[Stored data]
------------------------------------------------------------
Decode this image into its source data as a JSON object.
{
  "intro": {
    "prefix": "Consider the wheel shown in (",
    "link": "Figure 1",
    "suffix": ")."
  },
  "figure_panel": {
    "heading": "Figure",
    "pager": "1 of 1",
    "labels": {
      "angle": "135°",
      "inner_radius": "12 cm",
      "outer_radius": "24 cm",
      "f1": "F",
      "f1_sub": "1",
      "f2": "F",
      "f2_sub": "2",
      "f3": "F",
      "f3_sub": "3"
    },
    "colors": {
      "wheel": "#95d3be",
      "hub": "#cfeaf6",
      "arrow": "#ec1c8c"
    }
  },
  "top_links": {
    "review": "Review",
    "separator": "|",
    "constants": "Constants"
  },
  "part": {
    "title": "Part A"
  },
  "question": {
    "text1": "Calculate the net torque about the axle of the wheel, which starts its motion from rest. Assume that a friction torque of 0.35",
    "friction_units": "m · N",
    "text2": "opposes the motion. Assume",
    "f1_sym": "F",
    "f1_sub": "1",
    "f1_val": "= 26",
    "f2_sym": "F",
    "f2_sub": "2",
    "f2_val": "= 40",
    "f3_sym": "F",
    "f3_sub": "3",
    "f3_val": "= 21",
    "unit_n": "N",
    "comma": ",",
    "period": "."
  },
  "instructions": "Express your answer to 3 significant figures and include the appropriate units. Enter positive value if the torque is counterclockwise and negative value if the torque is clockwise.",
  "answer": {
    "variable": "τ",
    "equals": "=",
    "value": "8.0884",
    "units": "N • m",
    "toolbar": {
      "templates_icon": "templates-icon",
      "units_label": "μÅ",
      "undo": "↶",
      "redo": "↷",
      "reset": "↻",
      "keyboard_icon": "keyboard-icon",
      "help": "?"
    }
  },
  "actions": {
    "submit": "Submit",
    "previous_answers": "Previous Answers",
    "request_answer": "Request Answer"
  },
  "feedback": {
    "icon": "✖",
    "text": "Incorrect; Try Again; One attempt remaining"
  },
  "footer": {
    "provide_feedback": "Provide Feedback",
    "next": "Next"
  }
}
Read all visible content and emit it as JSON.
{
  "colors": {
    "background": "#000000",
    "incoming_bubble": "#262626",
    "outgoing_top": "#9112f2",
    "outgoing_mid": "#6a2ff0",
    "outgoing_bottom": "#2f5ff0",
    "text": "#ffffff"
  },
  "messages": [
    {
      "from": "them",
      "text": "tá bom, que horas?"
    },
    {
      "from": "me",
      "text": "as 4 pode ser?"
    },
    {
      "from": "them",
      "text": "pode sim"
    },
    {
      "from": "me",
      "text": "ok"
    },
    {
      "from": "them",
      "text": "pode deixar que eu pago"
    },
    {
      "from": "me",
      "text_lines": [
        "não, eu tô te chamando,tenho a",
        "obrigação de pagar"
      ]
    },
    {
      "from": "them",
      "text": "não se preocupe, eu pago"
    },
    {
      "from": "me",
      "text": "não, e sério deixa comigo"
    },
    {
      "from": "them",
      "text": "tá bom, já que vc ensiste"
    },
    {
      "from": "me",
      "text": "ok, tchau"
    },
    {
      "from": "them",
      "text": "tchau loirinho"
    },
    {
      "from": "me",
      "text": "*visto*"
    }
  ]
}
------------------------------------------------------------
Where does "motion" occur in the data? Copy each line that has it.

--- TASK ANSWER ---
    "text1": "Calculate the net torque about the axle of the wheel, which starts its motion from rest. Assume that a friction torque of 0.35",
    "text2": "opposes the motion. Assume",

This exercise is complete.